[[ Dataset records open ]]
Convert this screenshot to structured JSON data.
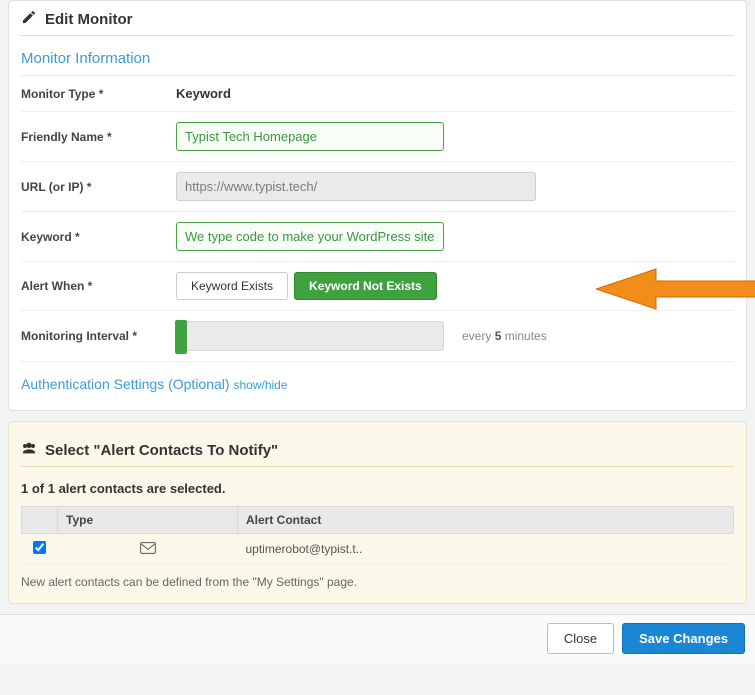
{
  "header": {
    "title": "Edit Monitor"
  },
  "monitor_info": {
    "section_title": "Monitor Information",
    "rows": {
      "type_label": "Monitor Type *",
      "type_value": "Keyword",
      "name_label": "Friendly Name *",
      "name_value": "Typist Tech Homepage",
      "url_label": "URL (or IP) *",
      "url_value": "https://www.typist.tech/",
      "keyword_label": "Keyword *",
      "keyword_value": "We type code to make your WordPress sites f",
      "alert_when_label": "Alert When *",
      "alert_option_exists": "Keyword Exists",
      "alert_option_not_exists": "Keyword Not Exists",
      "interval_label": "Monitoring Interval *",
      "interval_text_prefix": "every ",
      "interval_text_value": "5",
      "interval_text_suffix": " minutes"
    },
    "auth_label": "Authentication Settings (Optional)",
    "auth_toggle": "show/hide"
  },
  "contacts": {
    "section_title": "Select \"Alert Contacts To Notify\"",
    "selected_count_text": "1 of 1 alert contacts are selected.",
    "columns": {
      "type": "Type",
      "contact": "Alert Contact"
    },
    "rows": [
      {
        "checked": true,
        "type_icon": "mail",
        "contact": "uptimerobot@typist.t.."
      }
    ],
    "hint": "New alert contacts can be defined from the \"My Settings\" page."
  },
  "footer": {
    "close": "Close",
    "save": "Save Changes"
  }
}
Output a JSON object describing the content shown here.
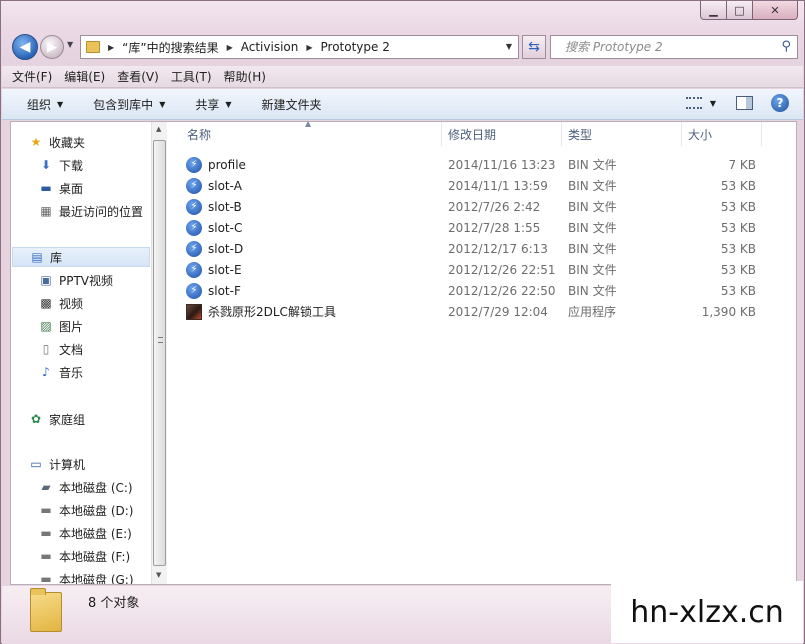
{
  "window": {
    "caption_buttons": {
      "minimize": "▁",
      "maximize": "□",
      "close": "✕"
    }
  },
  "address_bar": {
    "breadcrumbs": [
      "“库”中的搜索结果",
      "Activision",
      "Prototype 2"
    ],
    "search_placeholder": "搜索 Prototype 2"
  },
  "menu": [
    "文件(F)",
    "编辑(E)",
    "查看(V)",
    "工具(T)",
    "帮助(H)"
  ],
  "toolbar": {
    "organize": "组织",
    "include_in_library": "包含到库中",
    "share": "共享",
    "new_folder": "新建文件夹"
  },
  "nav_pane": {
    "favorites": {
      "label": "收藏夹",
      "items": [
        "下载",
        "桌面",
        "最近访问的位置"
      ]
    },
    "libraries": {
      "label": "库",
      "items": [
        "PPTV视频",
        "视频",
        "图片",
        "文档",
        "音乐"
      ]
    },
    "homegroup": {
      "label": "家庭组"
    },
    "computer": {
      "label": "计算机",
      "items": [
        "本地磁盘 (C:)",
        "本地磁盘 (D:)",
        "本地磁盘 (E:)",
        "本地磁盘 (F:)",
        "本地磁盘 (G:)"
      ]
    }
  },
  "columns": {
    "name": "名称",
    "date": "修改日期",
    "type": "类型",
    "size": "大小"
  },
  "files": [
    {
      "name": "profile",
      "date": "2014/11/16 13:23",
      "type": "BIN 文件",
      "size": "7 KB",
      "icon": "bin-file-icon"
    },
    {
      "name": "slot-A",
      "date": "2014/11/1 13:59",
      "type": "BIN 文件",
      "size": "53 KB",
      "icon": "bin-file-icon"
    },
    {
      "name": "slot-B",
      "date": "2012/7/26 2:42",
      "type": "BIN 文件",
      "size": "53 KB",
      "icon": "bin-file-icon"
    },
    {
      "name": "slot-C",
      "date": "2012/7/28 1:55",
      "type": "BIN 文件",
      "size": "53 KB",
      "icon": "bin-file-icon"
    },
    {
      "name": "slot-D",
      "date": "2012/12/17 6:13",
      "type": "BIN 文件",
      "size": "53 KB",
      "icon": "bin-file-icon"
    },
    {
      "name": "slot-E",
      "date": "2012/12/26 22:51",
      "type": "BIN 文件",
      "size": "53 KB",
      "icon": "bin-file-icon"
    },
    {
      "name": "slot-F",
      "date": "2012/12/26 22:50",
      "type": "BIN 文件",
      "size": "53 KB",
      "icon": "bin-file-icon"
    },
    {
      "name": "杀戮原形2DLC解锁工具",
      "date": "2012/7/29 12:04",
      "type": "应用程序",
      "size": "1,390 KB",
      "icon": "app-icon"
    }
  ],
  "status": {
    "count_text": "8 个对象"
  },
  "watermark": "hn-xlzx.cn"
}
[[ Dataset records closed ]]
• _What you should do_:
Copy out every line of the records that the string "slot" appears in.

• _Result_:
      "name": "slot-A",
      "name": "slot-B",
      "name": "slot-C",
      "name": "slot-D",
      "name": "slot-E",
      "name": "slot-F",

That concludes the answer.